* Goal of the exercise: Copy each line below in which the string "vestibulum" appears.

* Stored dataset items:
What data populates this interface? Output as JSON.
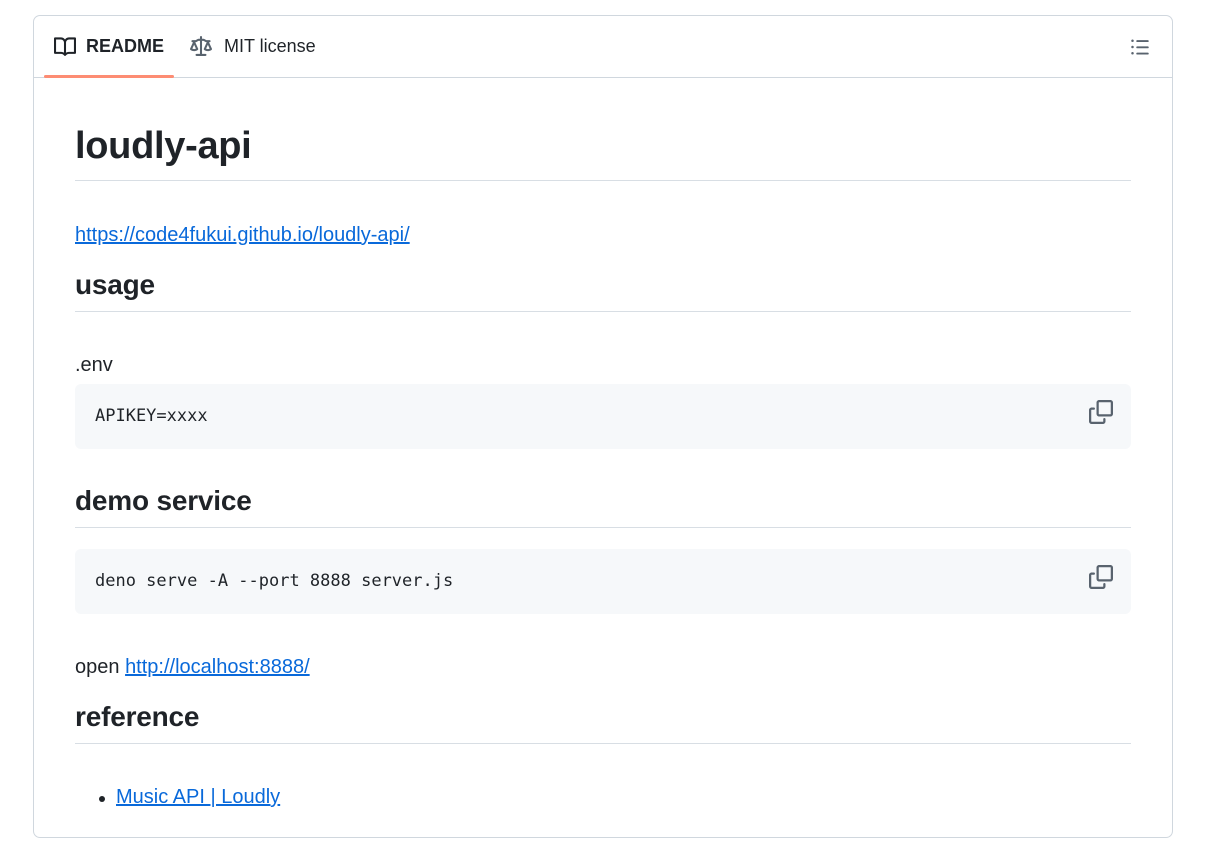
{
  "tabs": {
    "readme": "README",
    "license": "MIT license"
  },
  "readme": {
    "title": "loudly-api",
    "site_link": "https://code4fukui.github.io/loudly-api/",
    "sections": {
      "usage": {
        "heading": "usage",
        "file_label": ".env",
        "code": "APIKEY=xxxx"
      },
      "demo": {
        "heading": "demo service",
        "code": "deno serve -A --port 8888 server.js",
        "open_prefix": "open",
        "open_link": "http://localhost:8888/"
      },
      "reference": {
        "heading": "reference",
        "items": [
          "Music API | Loudly"
        ]
      }
    }
  },
  "colors": {
    "link": "#0969da",
    "tab_underline": "#fd8c73",
    "code_bg": "#f6f8fa",
    "border": "#d0d7de"
  },
  "icons": {
    "readme_tab": "book-icon",
    "license_tab": "scale-icon",
    "outline": "list-unordered-icon",
    "copy": "copy-icon"
  }
}
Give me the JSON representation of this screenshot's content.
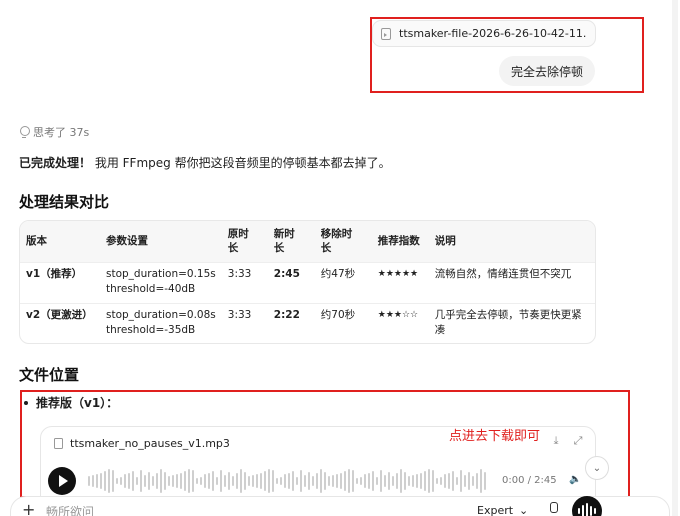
{
  "user_message": {
    "attachment_name": "ttsmaker-file-2026-6-26-10-42-11...",
    "text": "完全去除停顿"
  },
  "assistant": {
    "thought_label": "思考了 37s",
    "intro_bold": "已完成处理！",
    "intro_rest": " 我用 FFmpeg 帮你把这段音频里的停顿基本都去掉了。",
    "section_compare_title": "处理结果对比",
    "table": {
      "headers": [
        "版本",
        "参数设置",
        "原时长",
        "新时长",
        "移除时长",
        "推荐指数",
        "说明"
      ],
      "rows": [
        {
          "version": "v1（推荐）",
          "params_1": "stop_duration=0.15s",
          "params_2": "threshold=-40dB",
          "orig": "3:33",
          "new": "2:45",
          "removed": "约47秒",
          "stars": "★★★★★",
          "note": "流畅自然，情绪连贯但不突兀"
        },
        {
          "version": "v2（更激进）",
          "params_1": "stop_duration=0.08s",
          "params_2": "threshold=-35dB",
          "orig": "3:33",
          "new": "2:22",
          "removed": "约70秒",
          "stars": "★★★☆☆",
          "note": "几乎完全去停顿，节奏更快更紧凑"
        }
      ]
    },
    "section_files_title": "文件位置",
    "recommend_label": "推荐版（v1）：",
    "audio": {
      "file_name": "ttsmaker_no_pauses_v1.mp3",
      "time": "0:00 / 2:45"
    }
  },
  "annotation": {
    "text": "点进去下载即可",
    "color": "#e0201e"
  },
  "composer": {
    "placeholder": "畅所欲问",
    "model_label": "Expert",
    "model_caret": "⌄",
    "plus": "+"
  },
  "icons": {
    "download": "⤓",
    "expand": "⤢",
    "volume": "🔈",
    "chevron_down": "⌄"
  }
}
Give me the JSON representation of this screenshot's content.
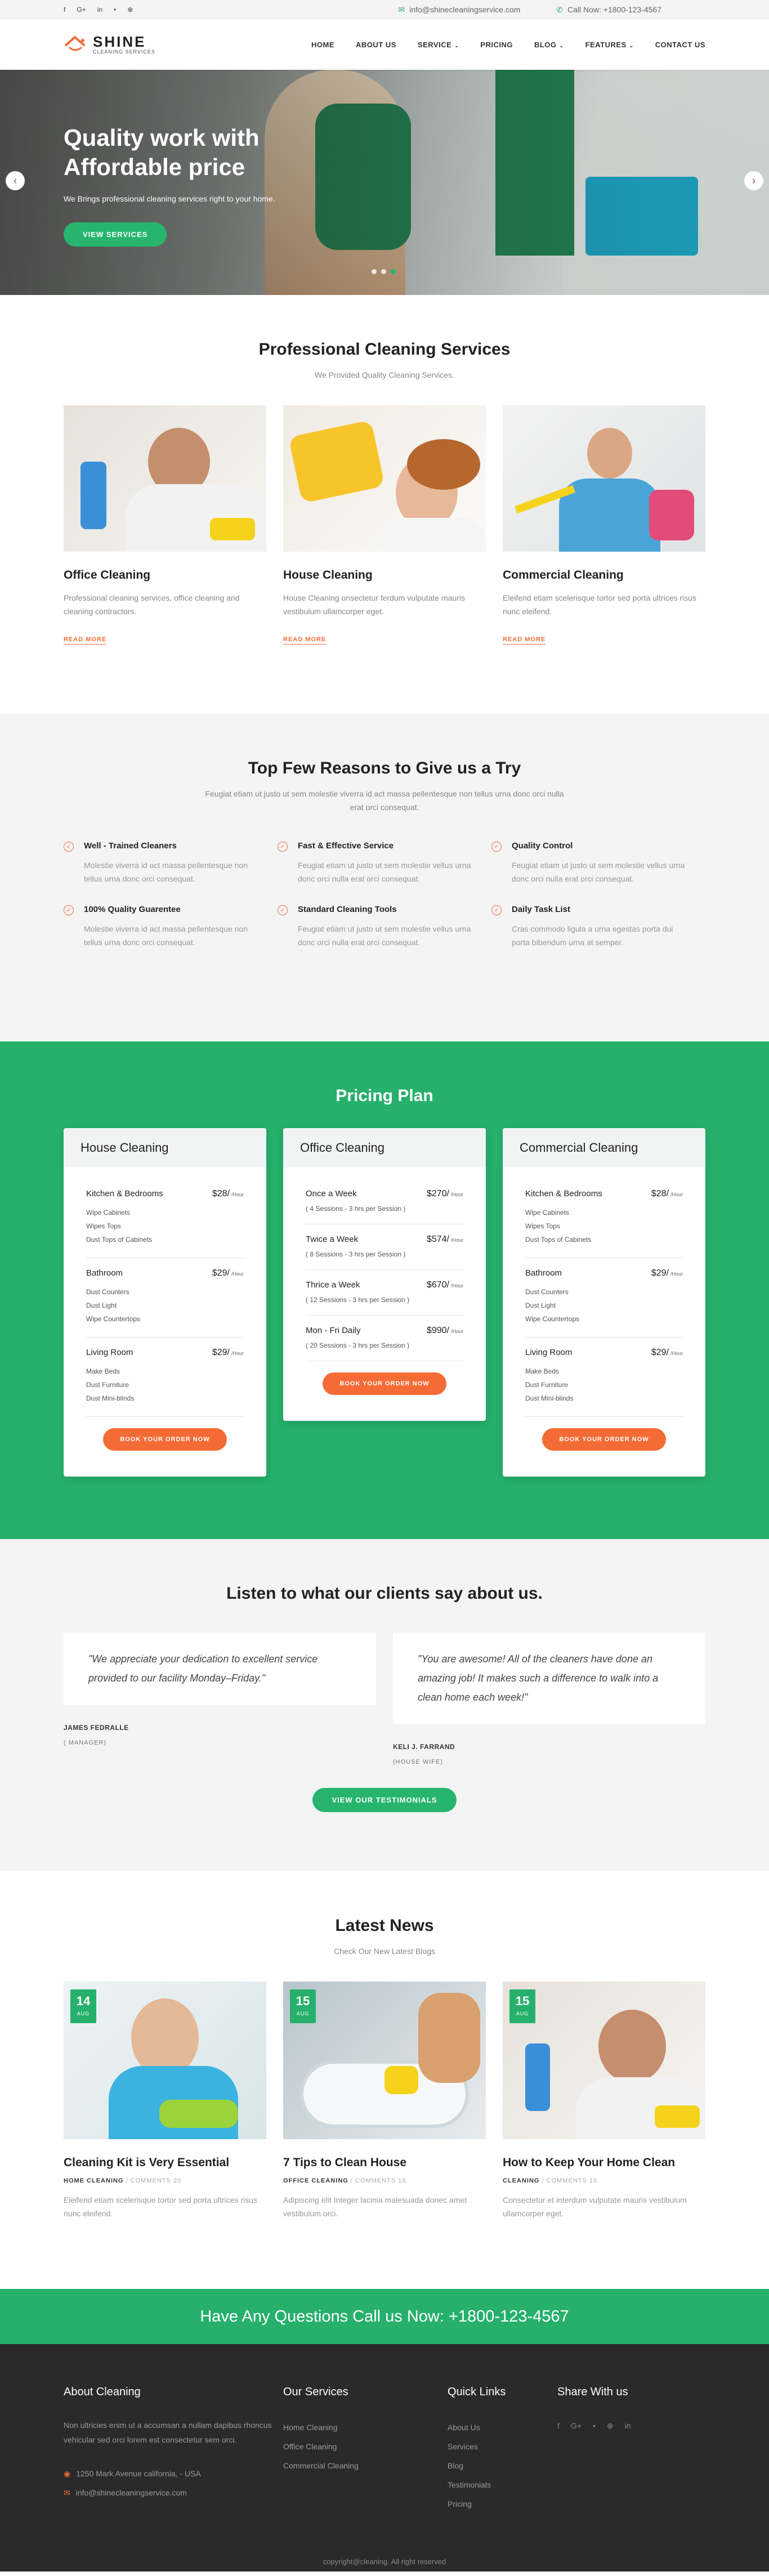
{
  "topbar": {
    "socials": [
      "f",
      "G+",
      "in",
      "•",
      "⊕"
    ],
    "email_icon": "✉",
    "email": "info@shinecleaningservice.com",
    "phone_icon": "✆",
    "phone": "Call Now: +1800-123-4567"
  },
  "header": {
    "logo_name": "SHINE",
    "logo_sub": "CLEANING SERVICES",
    "nav": [
      {
        "label": "HOME",
        "caret": ""
      },
      {
        "label": "ABOUT US",
        "caret": ""
      },
      {
        "label": "SERVICE",
        "caret": "⌄"
      },
      {
        "label": "PRICING",
        "caret": ""
      },
      {
        "label": "BLOG",
        "caret": "⌄"
      },
      {
        "label": "FEATURES",
        "caret": "⌄"
      },
      {
        "label": "CONTACT US",
        "caret": ""
      }
    ]
  },
  "hero": {
    "title": "Quality work with Affordable price",
    "subtitle": "We Brings professional cleaning services right to your home.",
    "button": "VIEW SERVICES",
    "prev": "‹",
    "next": "›",
    "slide_count": 3,
    "active_slide": 3
  },
  "services": {
    "title": "Professional Cleaning Services",
    "subtitle": "We Provided Quality Cleaning Services.",
    "items": [
      {
        "title": "Office Cleaning",
        "text": "Professional cleaning services, office cleaning and cleaning contractors.",
        "link": "READ MORE"
      },
      {
        "title": "House Cleaning",
        "text": "House Cleaning onsectetur ferdum vulputate mauris vestibulum ullamcorper eget.",
        "link": "READ MORE"
      },
      {
        "title": "Commercial Cleaning",
        "text": "Eleifend etiam scelerisque tortor sed porta ultrices risus nunc eleifend.",
        "link": "READ MORE"
      }
    ]
  },
  "reasons": {
    "title": "Top Few Reasons to Give us a Try",
    "subtitle": "Feugiat etiam ut justo ut sem molestie viverra id act massa pellentesque non tellus urna donc orci nulla erat orci consequat.",
    "items": [
      {
        "title": "Well - Trained Cleaners",
        "text": "Molestie viverra id act massa pellentesque non tellus urna donc orci consequat."
      },
      {
        "title": "Fast & Effective Service",
        "text": "Feugiat etiam ut justo ut sem molestie vellus urna donc orci nulla erat orci consequat."
      },
      {
        "title": "Quality Control",
        "text": "Feugiat etiam ut justo ut sem molestie vellus urna donc orci nulla erat orci consequat."
      },
      {
        "title": "100% Quality Guarentee",
        "text": "Molestie viverra id act massa pellentesque non tellus urna donc orci consequat."
      },
      {
        "title": "Standard Cleaning Tools",
        "text": "Feugiat etiam ut justo ut sem molestie vellus urna donc orci nulla erat orci consequat."
      },
      {
        "title": "Daily Task List",
        "text": "Cras commodo ligula a urna egestas porta dui porta bibendum urna at semper."
      }
    ]
  },
  "pricing": {
    "title": "Pricing Plan",
    "unit": "/Hour",
    "cards": [
      {
        "title": "House Cleaning",
        "rows": [
          {
            "name": "Kitchen & Bedrooms",
            "price": "$28/",
            "items": [
              "Wipe Cabinets",
              "Wipes Tops",
              "Dust Tops of Cabinets"
            ]
          },
          {
            "name": "Bathroom",
            "price": "$29/",
            "items": [
              "Dust Counters",
              "Dust Light",
              "Wipe Countertops"
            ]
          },
          {
            "name": "Living Room",
            "price": "$29/",
            "items": [
              "Make Beds",
              "Dust Furniture",
              "Dust Mini-blinds"
            ]
          }
        ],
        "button": "BOOK YOUR ORDER NOW"
      },
      {
        "title": "Office Cleaning",
        "rows": [
          {
            "name": "Once a Week",
            "price": "$270/",
            "note": "( 4 Sessions - 3 hrs per Session )"
          },
          {
            "name": "Twice a Week",
            "price": "$574/",
            "note": "( 8 Sessions - 3 hrs per Session )"
          },
          {
            "name": "Thrice a Week",
            "price": "$670/",
            "note": "( 12 Sessions - 3 hrs per Session )"
          },
          {
            "name": "Mon - Fri Daily",
            "price": "$990/",
            "note": "( 20 Sessions - 3 hrs per Session )"
          }
        ],
        "button": "BOOK YOUR ORDER NOW"
      },
      {
        "title": "Commercial Cleaning",
        "rows": [
          {
            "name": "Kitchen & Bedrooms",
            "price": "$28/",
            "items": [
              "Wipe Cabinets",
              "Wipes Tops",
              "Dust Tops of Cabinets"
            ]
          },
          {
            "name": "Bathroom",
            "price": "$29/",
            "items": [
              "Dust Counters",
              "Dust Light",
              "Wipe Countertops"
            ]
          },
          {
            "name": "Living Room",
            "price": "$29/",
            "items": [
              "Make Beds",
              "Dust Furniture",
              "Dust Mini-blinds"
            ]
          }
        ],
        "button": "BOOK YOUR ORDER NOW"
      }
    ]
  },
  "testimonials": {
    "title": "Listen to what our clients say about us.",
    "items": [
      {
        "quote": "\"We appreciate your dedication to excellent service provided to our facility Monday–Friday.\"",
        "name": "JAMES FEDRALLE",
        "role": "( MANAGER)"
      },
      {
        "quote": "\"You are awesome! All of the cleaners have done an amazing job! It makes such a difference to walk into a clean home each week!\"",
        "name": "KELI J. FARRAND",
        "role": "(HOUSE WIFE)"
      }
    ],
    "button": "VIEW OUR TESTIMONIALS"
  },
  "news": {
    "title": "Latest News",
    "subtitle": "Check Our New Latest Blogs",
    "items": [
      {
        "day": "14",
        "month": "AUG",
        "title": "Cleaning Kit is Very Essential",
        "category": "HOME CLEANING",
        "comments": "COMMENTS 20",
        "text": "Eleifend etiam scelerisque tortor sed porta ultrices risus nunc eleifend."
      },
      {
        "day": "15",
        "month": "AUG",
        "title": "7 Tips to Clean House",
        "category": "OFFICE CLEANING",
        "comments": "COMMENTS 16",
        "text": "Adipiscing elit Integer lacinia malesuada donec amet vestibulum orci."
      },
      {
        "day": "15",
        "month": "AUG",
        "title": "How to Keep Your Home Clean",
        "category": "CLEANING",
        "comments": "COMMENTS 10",
        "text": "Consectetur et interdum vulputate mauris vestibulum ullamcorper eget."
      }
    ]
  },
  "cta": {
    "text": "Have Any Questions Call us Now: +1800-123-4567"
  },
  "footer": {
    "about_title": "About Cleaning",
    "about_text": "Non ultricies enim ut a accumsan a nullam dapibus rhoncus vehicular sed orci lorem est consectetur sem orci.",
    "address_icon": "◉",
    "address": "1250 Mark Avenue california, - USA",
    "email_icon": "✉",
    "email": "info@shinecleaningservice.com",
    "services_title": "Our Services",
    "services": [
      "Home Cleaning",
      "Office Cleaning",
      "Commercial Cleaning"
    ],
    "links_title": "Quick Links",
    "links": [
      "About Us",
      "Services",
      "Blog",
      "Testimonials",
      "Pricing"
    ],
    "share_title": "Share With us",
    "share": [
      "f",
      "G+",
      "•",
      "⊕",
      "in"
    ],
    "copyright": "copyright@cleaning. All right reserved"
  },
  "colors": {
    "brand_green": "#26b06c",
    "accent_orange": "#f46b36",
    "dark_footer": "#2a2a2a"
  }
}
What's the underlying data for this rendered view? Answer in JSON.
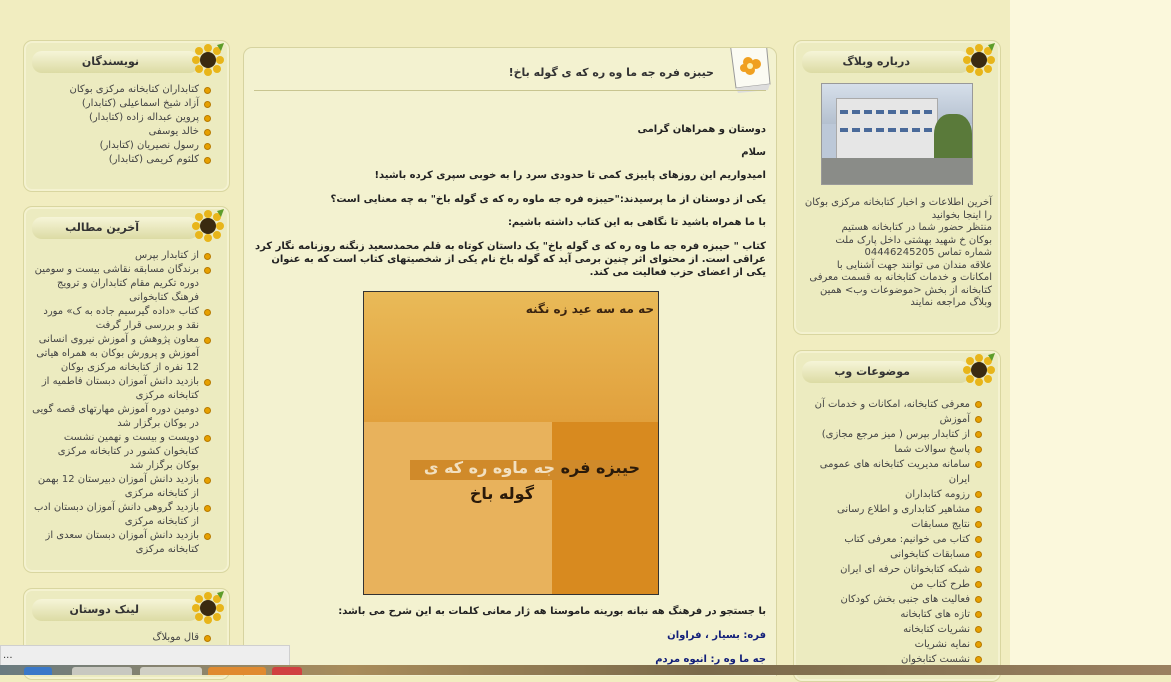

* Response area:
        "text": "House Cleaning onsectetur ferdum vulputate mauris vestibulum ullamcorper eget.",
        "text": "Adipiscing elit Integer lacinia malesuada donec amet vestibulum orci."
        "text": "Consectetur et interdum vulputate mauris vestibulum ullamcorper eget."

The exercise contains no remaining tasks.